Developer: Jason Oda | Publisher: Jason Oda | Price: $9.99 | Platforms: iOS, PC | ESRB: Rating Pending
“Game Over.” Words that once meant emptying your pockets and giving up all your quarters at the arcades. Failure and death in video games by today’s standards generally means little in terms of consequence, but for Continue?9876543210 death is the very essence of the game.
A video game character is struck down and dying, as is often the case, but this avatar is not ready to die. The character is transferred to the Random Access Memory, a plane where all data goes to be inevitably deleted by the Garbage Collector. While all the other avatars have accepted their fate, your character still has a will to fight, so she (or he) ventures into the unknown, searching for something—anything—to understand the meaning of life.
Just like life, randomness is at the game’s core: your avatar’s name and gender are randomized, the order the levels regenerate varies, and what most NPCs say is perplexing babble; but that unpredictability and confusion alludes to the game’s existential purpose: Life is a collection of random events, and such events can bring about new levels of understanding—like what encouraged Jason Oda, the game’s developer, to craft this journey in the first place. Thanks to some Peruvian jungle drugs, Oda had a near-death experience, lost in the mountains of New Mexico that promptly inspired him to create Continue?.
Visually the game showcases 8-bit graphics reminiscent of Superbrother’s Sword and Sworcery: simple in appearance yet detailed in design, befitting of the digital code world the characters inhabit. The graphics are coupled with a soothing, almost majestic soundtrack that creates an environment engrossing enough to keep your attention but minimal as to not distract from the words being said by the NPCs you encounter. And that’s a good portion of the gameplay: talk with random avatars to find clues, receive items of importance, or hear facts (and gibberish, mostly) about their surroundings.
There are a total of eleven levels, but you experience six in one playthrough—if you make it that far. Your avatar wanders through levels in search of two important powers: lightning, a force that helps clear the level’s exits that are blocked by debris, or prayer that builds shelter to hide from the Garbage Collector.
As you make your way around these levels and kooky NPCs, eventually you engage in battles that can earn you lightning, prayer, and money to buy more “continues” should you die (again). These battles are also random in nature: there’s a Space Invaders-like level, small dungeons that bare a Legend of Zelda flare, or you’re tasked to kill enemies in a given time. Fighting is straightforward yet challenging; so much so that sometimes only being able to swing your sword left and right feels limiting.
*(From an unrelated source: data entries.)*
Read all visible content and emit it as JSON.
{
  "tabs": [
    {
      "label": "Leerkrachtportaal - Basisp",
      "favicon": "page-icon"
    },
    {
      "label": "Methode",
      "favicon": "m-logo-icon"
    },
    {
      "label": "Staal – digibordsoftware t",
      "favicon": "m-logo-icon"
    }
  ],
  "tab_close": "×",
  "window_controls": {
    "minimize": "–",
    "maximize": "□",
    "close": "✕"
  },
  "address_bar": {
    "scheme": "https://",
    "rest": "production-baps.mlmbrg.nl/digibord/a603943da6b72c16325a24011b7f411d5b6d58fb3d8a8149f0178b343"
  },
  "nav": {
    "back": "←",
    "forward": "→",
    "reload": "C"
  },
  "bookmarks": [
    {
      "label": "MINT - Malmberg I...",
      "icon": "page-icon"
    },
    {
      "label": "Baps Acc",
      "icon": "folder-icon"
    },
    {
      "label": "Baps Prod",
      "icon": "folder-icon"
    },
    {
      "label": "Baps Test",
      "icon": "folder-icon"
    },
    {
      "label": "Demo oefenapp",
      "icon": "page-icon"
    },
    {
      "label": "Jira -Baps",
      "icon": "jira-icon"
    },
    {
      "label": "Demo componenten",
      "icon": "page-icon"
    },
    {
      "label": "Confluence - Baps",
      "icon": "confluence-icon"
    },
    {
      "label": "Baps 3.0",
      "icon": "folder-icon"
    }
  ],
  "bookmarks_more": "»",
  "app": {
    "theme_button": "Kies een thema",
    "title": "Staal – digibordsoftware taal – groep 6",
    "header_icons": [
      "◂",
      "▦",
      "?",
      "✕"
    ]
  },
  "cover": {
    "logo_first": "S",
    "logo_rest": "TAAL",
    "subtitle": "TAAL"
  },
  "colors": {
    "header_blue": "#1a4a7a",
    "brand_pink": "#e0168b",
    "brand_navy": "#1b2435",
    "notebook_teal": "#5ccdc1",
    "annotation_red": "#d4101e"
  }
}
Also constricting are the aforementioned graphics, at least when it comes to distinguishing where the exits are—but that of course could be part of the challenge. But then Continue? manages to overcome some of those issues with strong moments; the sight of a corpse that presumably drank itself to death, with beer bottles littered everywhere, is still powerful in 8-bit fashion, especially when presented after completing a level titled “war.”
The rest of the levels all carry themes, ones of childhood and love while there’s one that takes place in a prison, which has characters state how marriage is a prison, and other similar hyperboles. It’s these little conversations that define what you take away from Continue?. Your avatar is struggling to accept their fate; what they hear and experience is what defines how they feel about their mortality.
Thus, there’s no objective besides surviving as long as possible to encounter as much as is available. It doesn’t matter should you die in battle, be found by the Garbage Collector, or complete all six levels—you define if it’s a valuable experience. Yet understanding that’s the objective can take awhile; even after reading the optional instructions it can take a few playthroughs to grasp the game’s mechanics, but fortunately one playthrough can be as much as thirty minutes.
Ultimately, it seems a bit unfair to give Continue? a score—it’s a game that can mean everything or nothing depending greatly on your worldly interpretation. Where games like Gone Home and Papers Please have a clear fundamental message tugging on your principles, Continue? is either answering life’s questions or presenting some you weren’t considering before—apparently while “late at night with a glass of wine or some weed.”
+ Lovely ambience
— Challenging but sometimes limiting fighting mechanics
— Dialogue spoken is sometimes too random, at risk of taking away from game’s existential theme
7 / 10